Petty Officer 3rd Class Alfred E. Livingston, seen in this Navy photo, died in the Japanese attack on Pearl Harbor in 1941.
Sailor killed in Pearl Harbor attack buried in Indiana
Alfred E. Livingston's remains were not identified for 65 years
WORTHINGTON, Ind. » The remains of a sailor from southern Indiana killed during the Japanese attack on Pearl Harbor 65 years ago were finally laid to rest yesterday in his hometown.
Petty Officer 3rd Class Alfred E. Livingston of Worthington was a crew member aboard the USS Oklahoma when Japanese planes and submarines attacked it and 20 other ships of the U.S. Pacific fleet on Dec. 7, 1941.
The Navy said Livingston's body was identified after a World War II historian contacted the military last February with suspicions that an unidentified body might be Livingston, citing that only two men with that last name had been killed at Pearl Harbor.
The remains were disinterred and matched after dental records and skeletal structures were compared, said Chief Petty Officer Hugh C. Laughlin of the Navy Office of Community Outreach in Indianapolis.
Genetic testing was impossible because formaldehyde had corrupted remaining DNA, Laughlin said.
Livingston's nephew, Ken Livingston, 57, of Indianapolis, said the return of his uncle to the family in the Greene County town of Worthington, about 30 miles southeast of Terre Haute, ends years of speculation.
"Some thought he went down with the ship," Livingston said. "Some even thought he might have been on the Arizona.

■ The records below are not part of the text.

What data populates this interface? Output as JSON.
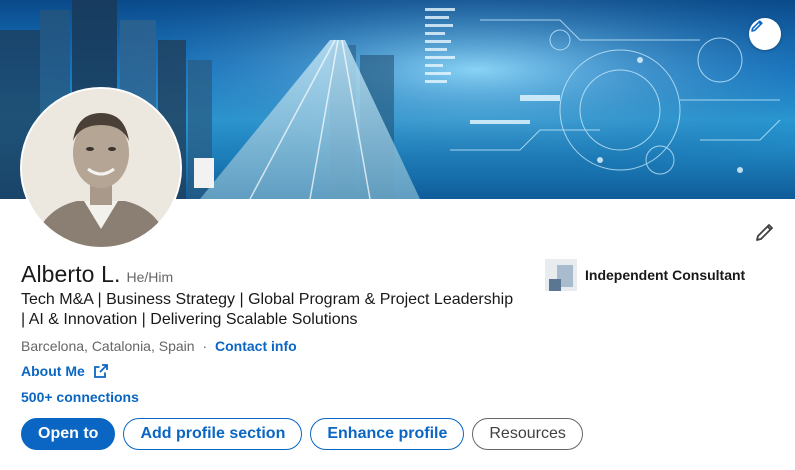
{
  "profile": {
    "name": "Alberto L.",
    "pronouns": "He/Him",
    "headline_line1": "Tech M&A | Business Strategy | Global Program & Project Leadership",
    "headline_line2": "| AI & Innovation | Delivering Scalable Solutions",
    "location": "Barcelona, Catalonia, Spain",
    "separator": "·",
    "contact_info": "Contact info",
    "about_link": "About Me",
    "connections": "500+ connections"
  },
  "current_position": {
    "company": "Independent Consultant"
  },
  "actions": {
    "open_to": "Open to",
    "add_section": "Add profile section",
    "enhance": "Enhance profile",
    "resources": "Resources"
  },
  "icons": {
    "banner_edit": "pencil-icon",
    "profile_edit": "pencil-icon",
    "external_link": "external-link-icon"
  },
  "colors": {
    "accent": "#0a66c2",
    "text_primary": "#191919",
    "text_secondary": "#666666"
  }
}
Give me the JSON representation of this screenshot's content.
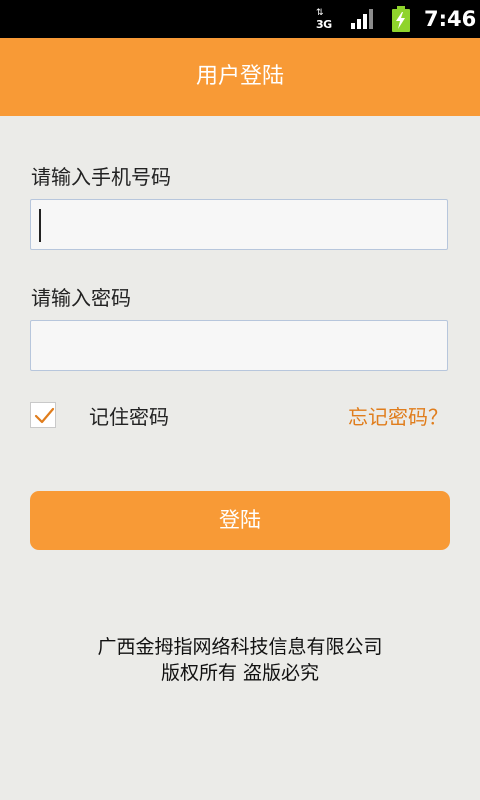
{
  "status_bar": {
    "network_label": "3G",
    "network_arrows": "⇅",
    "time": "7:46",
    "battery_color": "#8fd42c"
  },
  "app_bar": {
    "title": "用户登陆",
    "color": "#f89a36"
  },
  "form": {
    "phone_label": "请输入手机号码",
    "phone_value": "",
    "password_label": "请输入密码",
    "password_value": "",
    "remember_checked": true,
    "remember_label": "记住密码",
    "forgot_link": "忘记密码？",
    "login_button": "登陆"
  },
  "footer": {
    "line1": "广西金拇指网络科技信息有限公司",
    "line2": "版权所有 盗版必究"
  }
}
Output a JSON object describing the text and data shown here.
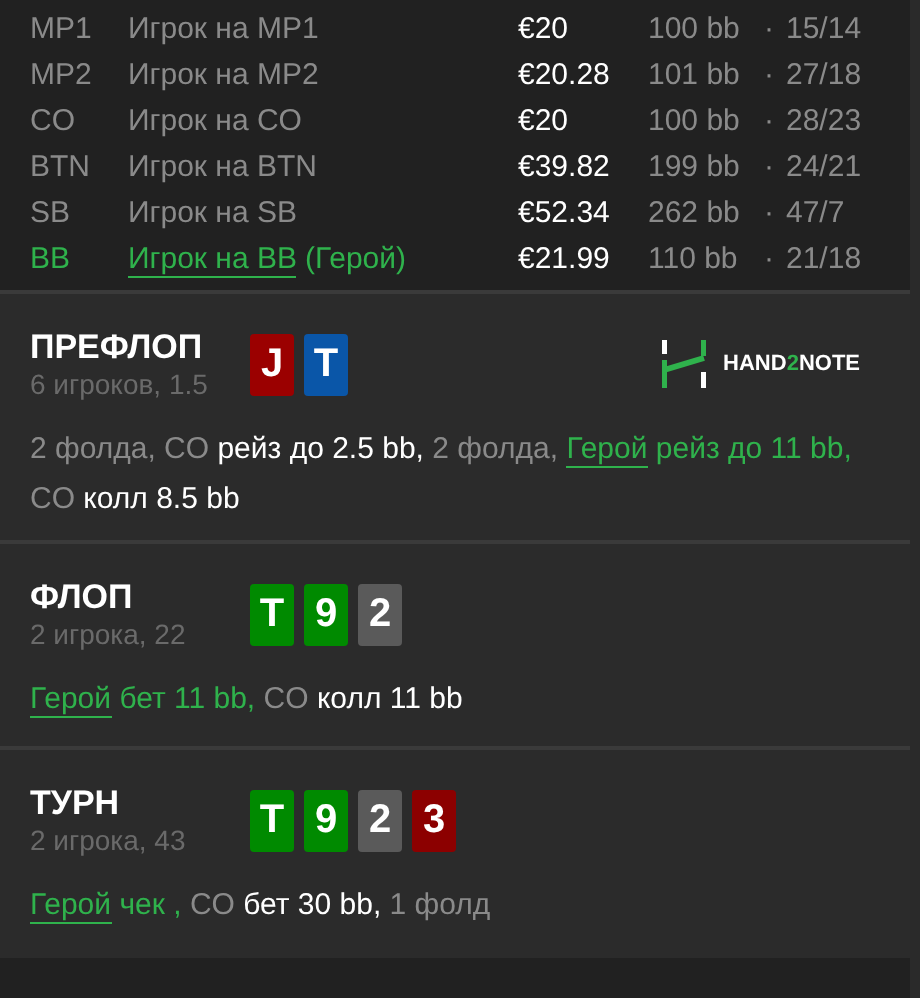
{
  "players": [
    {
      "position": "MP1",
      "name": "Игрок на MP1",
      "hero": false,
      "stack": "€20",
      "bb": "100 bb",
      "sep": "·",
      "stats": "15/14"
    },
    {
      "position": "MP2",
      "name": "Игрок на MP2",
      "hero": false,
      "stack": "€20.28",
      "bb": "101 bb",
      "sep": "·",
      "stats": "27/18"
    },
    {
      "position": "CO",
      "name": "Игрок на CO",
      "hero": false,
      "stack": "€20",
      "bb": "100 bb",
      "sep": "·",
      "stats": "28/23"
    },
    {
      "position": "BTN",
      "name": "Игрок на BTN",
      "hero": false,
      "stack": "€39.82",
      "bb": "199 bb",
      "sep": "·",
      "stats": "24/21"
    },
    {
      "position": "SB",
      "name": "Игрок на SB",
      "hero": false,
      "stack": "€52.34",
      "bb": "262 bb",
      "sep": "·",
      "stats": "47/7"
    },
    {
      "position": "BB",
      "name": "Игрок на BB",
      "hero": true,
      "hero_tag": "(Герой)",
      "stack": "€21.99",
      "bb": "110 bb",
      "sep": "·",
      "stats": "21/18"
    }
  ],
  "logo": {
    "before": "HAND",
    "accent": "2",
    "after": "NOTE"
  },
  "streets": [
    {
      "title": "ПРЕФЛОП",
      "subtitle": "6 игроков, 1.5",
      "logo": true,
      "cards": [
        {
          "rank": "J",
          "color": "#9b0000"
        },
        {
          "rank": "T",
          "color": "#0a56a8"
        }
      ],
      "actions": [
        {
          "kind": "muted",
          "text": "2 фолда, CO"
        },
        {
          "kind": "action",
          "text": "рейз до 2.5 bb,"
        },
        {
          "kind": "muted",
          "text": "2 фолда,"
        },
        {
          "kind": "hero",
          "text": "Герой"
        },
        {
          "kind": "hero-action",
          "text": "рейз до 11 bb,"
        },
        {
          "kind": "muted",
          "text": "CO"
        },
        {
          "kind": "action",
          "text": "колл 8.5 bb"
        }
      ]
    },
    {
      "title": "ФЛОП",
      "subtitle": "2 игрока, 22",
      "logo": false,
      "cards": [
        {
          "rank": "T",
          "color": "#008a00"
        },
        {
          "rank": "9",
          "color": "#008a00"
        },
        {
          "rank": "2",
          "color": "#5a5a5a"
        }
      ],
      "actions": [
        {
          "kind": "hero",
          "text": "Герой"
        },
        {
          "kind": "hero-action",
          "text": "бет 11 bb,"
        },
        {
          "kind": "muted",
          "text": "CO"
        },
        {
          "kind": "action",
          "text": "колл 11 bb"
        }
      ]
    },
    {
      "title": "ТУРН",
      "subtitle": "2 игрока, 43",
      "logo": false,
      "cards": [
        {
          "rank": "T",
          "color": "#008a00"
        },
        {
          "rank": "9",
          "color": "#008a00"
        },
        {
          "rank": "2",
          "color": "#5a5a5a"
        },
        {
          "rank": "3",
          "color": "#8c0000"
        }
      ],
      "actions": [
        {
          "kind": "hero",
          "text": "Герой"
        },
        {
          "kind": "hero-action",
          "text": "чек ,"
        },
        {
          "kind": "muted",
          "text": "CO"
        },
        {
          "kind": "action",
          "text": "бет 30 bb,"
        },
        {
          "kind": "muted",
          "text": "1 фолд"
        }
      ]
    }
  ]
}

At least now we know the whole story."
The Navy said military officials sorting the dead after the attack mistakenly identified Livingston's body as a crew member aboard the Arizona. Unable to match his remains to a ship roster then, they identified his body as X-99 and buried him in Hawaii.
More than 3,500 U.S. service members were killed or wounded in the Japanese raid that pushed the United States into World War II.